• [Required work]:
Your task is to copy each line of the records that includes the string "levels".

(Component data from apps and pages)
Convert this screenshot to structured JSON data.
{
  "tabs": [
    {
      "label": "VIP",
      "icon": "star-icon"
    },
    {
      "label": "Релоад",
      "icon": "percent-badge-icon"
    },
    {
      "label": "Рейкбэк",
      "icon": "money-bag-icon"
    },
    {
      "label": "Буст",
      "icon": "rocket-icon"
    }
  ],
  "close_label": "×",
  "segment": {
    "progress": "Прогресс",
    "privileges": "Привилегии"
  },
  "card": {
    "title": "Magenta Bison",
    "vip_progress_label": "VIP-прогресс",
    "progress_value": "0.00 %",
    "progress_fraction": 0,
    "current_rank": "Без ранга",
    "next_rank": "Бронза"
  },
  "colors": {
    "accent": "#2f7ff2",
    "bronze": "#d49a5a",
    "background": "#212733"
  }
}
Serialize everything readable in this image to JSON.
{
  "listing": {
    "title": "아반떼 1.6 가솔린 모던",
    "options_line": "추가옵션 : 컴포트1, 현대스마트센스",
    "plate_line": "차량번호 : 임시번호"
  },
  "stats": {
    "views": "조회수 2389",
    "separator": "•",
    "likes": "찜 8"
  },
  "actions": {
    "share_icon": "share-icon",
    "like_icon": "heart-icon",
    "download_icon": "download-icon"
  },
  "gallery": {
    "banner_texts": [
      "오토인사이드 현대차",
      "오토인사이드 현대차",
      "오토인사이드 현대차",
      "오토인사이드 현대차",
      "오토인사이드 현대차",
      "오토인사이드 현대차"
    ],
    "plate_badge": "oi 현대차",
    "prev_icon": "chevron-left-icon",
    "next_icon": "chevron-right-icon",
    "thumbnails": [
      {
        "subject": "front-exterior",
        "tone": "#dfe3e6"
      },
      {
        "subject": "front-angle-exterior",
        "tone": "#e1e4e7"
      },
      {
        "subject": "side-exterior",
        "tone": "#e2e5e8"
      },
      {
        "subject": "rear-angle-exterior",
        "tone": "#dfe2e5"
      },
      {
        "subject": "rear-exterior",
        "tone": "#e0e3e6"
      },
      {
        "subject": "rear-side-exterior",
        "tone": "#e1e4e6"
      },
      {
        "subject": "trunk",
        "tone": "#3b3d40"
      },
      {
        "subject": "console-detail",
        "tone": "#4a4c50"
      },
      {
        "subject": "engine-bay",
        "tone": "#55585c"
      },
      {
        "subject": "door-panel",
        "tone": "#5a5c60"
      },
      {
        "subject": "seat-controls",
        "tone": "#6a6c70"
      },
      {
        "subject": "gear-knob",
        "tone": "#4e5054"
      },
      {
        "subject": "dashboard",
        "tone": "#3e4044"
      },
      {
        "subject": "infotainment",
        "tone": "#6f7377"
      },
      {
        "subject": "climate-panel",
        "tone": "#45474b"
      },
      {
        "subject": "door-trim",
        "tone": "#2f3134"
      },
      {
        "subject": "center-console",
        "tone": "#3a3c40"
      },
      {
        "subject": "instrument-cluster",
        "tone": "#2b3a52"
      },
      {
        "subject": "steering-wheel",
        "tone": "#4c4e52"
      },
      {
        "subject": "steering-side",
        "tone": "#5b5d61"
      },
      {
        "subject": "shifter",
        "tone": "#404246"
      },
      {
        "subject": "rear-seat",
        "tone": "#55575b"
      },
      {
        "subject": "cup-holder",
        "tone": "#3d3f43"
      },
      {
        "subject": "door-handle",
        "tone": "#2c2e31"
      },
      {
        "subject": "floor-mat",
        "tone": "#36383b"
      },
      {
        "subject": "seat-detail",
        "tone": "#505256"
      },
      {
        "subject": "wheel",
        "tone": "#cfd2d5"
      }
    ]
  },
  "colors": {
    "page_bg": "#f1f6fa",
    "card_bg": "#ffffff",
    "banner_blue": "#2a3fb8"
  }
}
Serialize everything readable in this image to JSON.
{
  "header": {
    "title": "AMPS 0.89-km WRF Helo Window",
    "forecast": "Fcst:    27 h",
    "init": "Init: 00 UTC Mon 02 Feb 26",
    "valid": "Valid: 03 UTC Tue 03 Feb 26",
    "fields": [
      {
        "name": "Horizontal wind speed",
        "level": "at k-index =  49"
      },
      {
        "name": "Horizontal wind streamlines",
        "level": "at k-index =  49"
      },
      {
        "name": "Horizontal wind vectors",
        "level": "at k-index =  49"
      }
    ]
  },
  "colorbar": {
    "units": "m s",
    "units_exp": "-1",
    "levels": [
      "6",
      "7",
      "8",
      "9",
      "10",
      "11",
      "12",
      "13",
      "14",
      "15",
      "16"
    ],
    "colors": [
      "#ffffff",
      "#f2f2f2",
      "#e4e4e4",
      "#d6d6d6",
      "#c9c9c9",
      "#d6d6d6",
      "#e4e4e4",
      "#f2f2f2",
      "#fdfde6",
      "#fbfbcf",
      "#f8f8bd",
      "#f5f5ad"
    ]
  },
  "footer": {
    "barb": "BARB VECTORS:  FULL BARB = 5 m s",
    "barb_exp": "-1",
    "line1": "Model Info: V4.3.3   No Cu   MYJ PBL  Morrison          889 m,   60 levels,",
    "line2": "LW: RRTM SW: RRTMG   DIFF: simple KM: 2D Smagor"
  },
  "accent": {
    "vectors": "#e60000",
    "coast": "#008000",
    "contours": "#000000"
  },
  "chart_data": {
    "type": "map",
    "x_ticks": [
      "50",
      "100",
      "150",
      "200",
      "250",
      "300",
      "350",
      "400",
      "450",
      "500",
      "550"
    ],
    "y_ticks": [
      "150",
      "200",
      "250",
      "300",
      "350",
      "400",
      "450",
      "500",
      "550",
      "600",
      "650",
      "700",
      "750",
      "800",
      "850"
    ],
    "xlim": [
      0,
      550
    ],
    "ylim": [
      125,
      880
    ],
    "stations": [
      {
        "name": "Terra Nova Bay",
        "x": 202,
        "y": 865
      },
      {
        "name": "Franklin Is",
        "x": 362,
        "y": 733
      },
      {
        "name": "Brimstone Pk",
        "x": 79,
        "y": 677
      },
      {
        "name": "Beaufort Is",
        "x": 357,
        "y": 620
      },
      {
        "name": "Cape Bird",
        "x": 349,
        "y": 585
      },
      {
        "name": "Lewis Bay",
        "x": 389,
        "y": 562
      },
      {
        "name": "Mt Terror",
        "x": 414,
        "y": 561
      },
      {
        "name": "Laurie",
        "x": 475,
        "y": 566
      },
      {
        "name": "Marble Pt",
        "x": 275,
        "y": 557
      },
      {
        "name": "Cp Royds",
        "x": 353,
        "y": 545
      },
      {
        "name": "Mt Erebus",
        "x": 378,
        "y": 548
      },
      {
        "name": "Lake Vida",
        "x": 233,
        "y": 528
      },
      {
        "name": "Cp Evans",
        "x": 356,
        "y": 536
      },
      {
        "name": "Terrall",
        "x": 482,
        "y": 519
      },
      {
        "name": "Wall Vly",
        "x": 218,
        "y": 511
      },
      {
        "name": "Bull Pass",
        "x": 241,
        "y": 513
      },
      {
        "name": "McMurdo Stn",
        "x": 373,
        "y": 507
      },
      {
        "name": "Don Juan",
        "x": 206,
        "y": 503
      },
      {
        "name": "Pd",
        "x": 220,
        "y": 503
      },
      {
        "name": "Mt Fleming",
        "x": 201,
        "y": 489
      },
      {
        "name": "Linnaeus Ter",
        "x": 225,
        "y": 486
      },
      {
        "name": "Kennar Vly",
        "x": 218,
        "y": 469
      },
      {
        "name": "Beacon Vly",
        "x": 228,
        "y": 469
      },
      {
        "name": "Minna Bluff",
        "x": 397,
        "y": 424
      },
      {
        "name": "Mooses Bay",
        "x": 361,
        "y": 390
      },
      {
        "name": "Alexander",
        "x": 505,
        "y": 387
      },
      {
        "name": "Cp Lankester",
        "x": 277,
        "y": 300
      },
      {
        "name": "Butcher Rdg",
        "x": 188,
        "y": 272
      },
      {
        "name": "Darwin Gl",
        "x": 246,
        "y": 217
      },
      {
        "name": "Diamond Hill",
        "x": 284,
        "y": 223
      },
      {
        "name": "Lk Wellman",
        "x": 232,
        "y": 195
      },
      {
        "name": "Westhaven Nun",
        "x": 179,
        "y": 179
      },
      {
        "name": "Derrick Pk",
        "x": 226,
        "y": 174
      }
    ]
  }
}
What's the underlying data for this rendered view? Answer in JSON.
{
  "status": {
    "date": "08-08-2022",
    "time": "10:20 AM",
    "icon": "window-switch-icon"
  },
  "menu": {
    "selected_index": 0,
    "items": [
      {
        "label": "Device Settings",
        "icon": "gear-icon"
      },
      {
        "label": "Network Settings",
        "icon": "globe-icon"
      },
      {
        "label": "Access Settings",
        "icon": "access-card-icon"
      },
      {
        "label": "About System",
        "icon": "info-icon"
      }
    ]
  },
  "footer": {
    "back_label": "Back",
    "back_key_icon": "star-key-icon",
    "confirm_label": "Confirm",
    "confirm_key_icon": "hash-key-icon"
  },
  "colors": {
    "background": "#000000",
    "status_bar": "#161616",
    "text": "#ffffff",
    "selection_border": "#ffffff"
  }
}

• [Result]:
    "levels": [
    "line1": "Model Info: V4.3.3   No Cu   MYJ PBL  Morrison          889 m,   60 levels,",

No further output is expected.